I have stared doing some research for our business and I find the whole ordeal rather exhausting. Currently, I am looking at competitor's products so that we can get an idea of how saturated the market is, what features everyone has, what ones are "new" features, what price companies are charging, etc. I am crawling a lot of poorly written business sites and reading promotional materials.
There are several things that make this process somewhat difficult. Because the sites that we are looking at are not well designed, it is hard to find the information that we need. Seriously, the majority of the websites look like they were made in the 90s or were made by the CEO's nephew. They also do not use consistent language when talking about features, so at a glance, it is not always easy to tell if two sites are referring to the same thing.
It seems to be a standard thing to not have your pricing listed on your website. All of them seem to want potential customers to "call for a quote". I have seen this practice in other software areas and while it allows price discrimination, I think that it is bad user experience. Often, the user will have cost as a requirement for the software that they are looking for. By adding an extra step, you are decreasing the likelihood that the user will follow through and are wasting the users time. I am not sure if you have ever made 20 phone calls, but it takes a long time to get the information you need from such a call. It also limits the time in which the user can make inquiries. On the other hand, they can price their product differently for each customer, which might lead to higher sales overall^1. In any case, it has significantly slowed down our research. How do you call and say, "I am making a competing product. How much should I charge?"? I could pose as a customer, but then I have to make up a backstory for myself-- size of the cemetery, what sort of business we normally do, etc.

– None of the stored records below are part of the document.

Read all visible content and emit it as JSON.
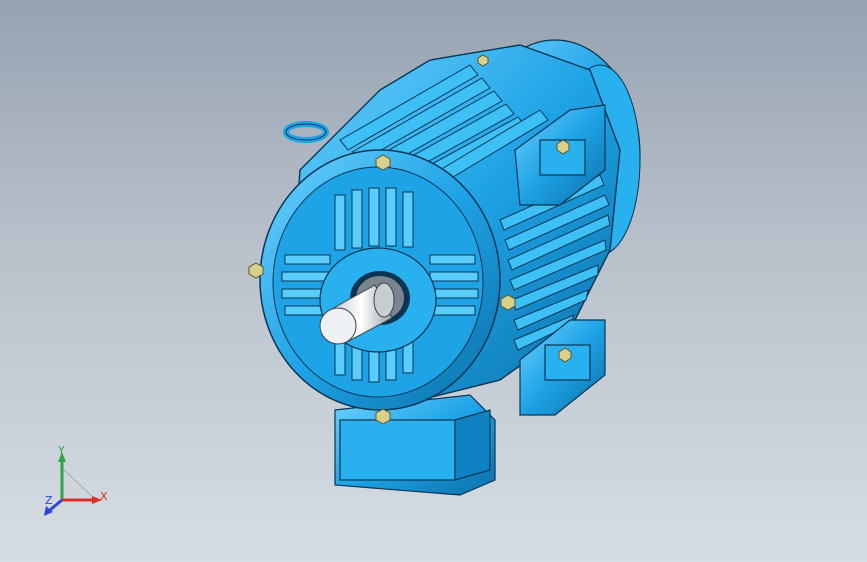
{
  "viewport": {
    "background_top": "#97a3b2",
    "background_bottom": "#d7dde4"
  },
  "model": {
    "body_color": "#1ea3e6",
    "highlight_color": "#6fd2ff",
    "shadow_color": "#0b6fa8",
    "outline_color": "#0a3552",
    "bolt_color": "#d9d08a",
    "shaft_color": "#e9ecef"
  },
  "triad": {
    "x_label": "X",
    "y_label": "Y",
    "z_label": "Z",
    "x_color": "#d8312a",
    "y_color": "#2ea44a",
    "z_color": "#2a45d8"
  }
}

We are also not quite sure what features are considered mandatory in this type of software. Because we have only talked to one cemetery manager, we only really know the business processes for one cemetery. It is entirely possible that no one else works like this one does. This one is publicly owned. Does a privately owned cemetery have different record requirements? Do different laws apply to them? In order to figure this out, we will need to talk to some users.